DENVER — Colorado Attorney General John Suthers announced today the state of Colorado has received more than $2.6 million as part of a settlement with Eli Lilly and Company to halt its fraudulent promotion of off-label uses of the antipsychotic drug Zyprexa. Colorado’s share of the settlement was facilitated by the Attorney General's Medicaid Fraud Control Unit.
“This award is a significant victory in our efforts to combat Medicaid fraud in Colorado,” Suthers said. “This multistate settlement sends a clear message to pharmaceutical companies that we will vigorously pursue them when their business models unfairly burden public health programs underwritten by Colorado taxpayers.”

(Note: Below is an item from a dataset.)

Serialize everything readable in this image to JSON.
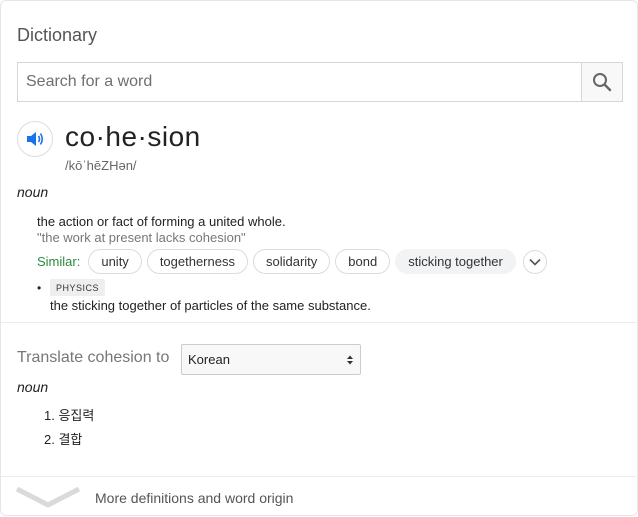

Colorado’s $2.6 million award is its share of a multistate settlement totaling more than $1.4 billion. The settlement resolves allegations that Eli Lilly and Company promoted the use of Zyprexa through various ad campaigns, including the “Viva Zyprexa” and “5 at 5” campaigns, for uses not approved by the Food and Drug Administration, including the treatment of depression, anxiety, irritability, nausea and gambling addiction. Though physicians are free to prescribe medication for off-label uses, pharmaceutical companies are generally barred from marketing their products for unapproved uses. Colorado and other states’ Medicaid programs typically do not cover drugs prescribed for off-label uses.
Eli Lilly and Company also were suspected of using gifts to influence physicians decisions to prescribe Zyprexa to patients, including children and adolescents, dementia patients in long-term care facilities and in unapproved dosage amounts. In some cases, Medicaid programs footed the bill for these unapproved uses of Zyprexa.
As part of the settlement, the U.S. Department of Health and Human Services will monitor Eli Lilly and Company’s future marketing and sales practices.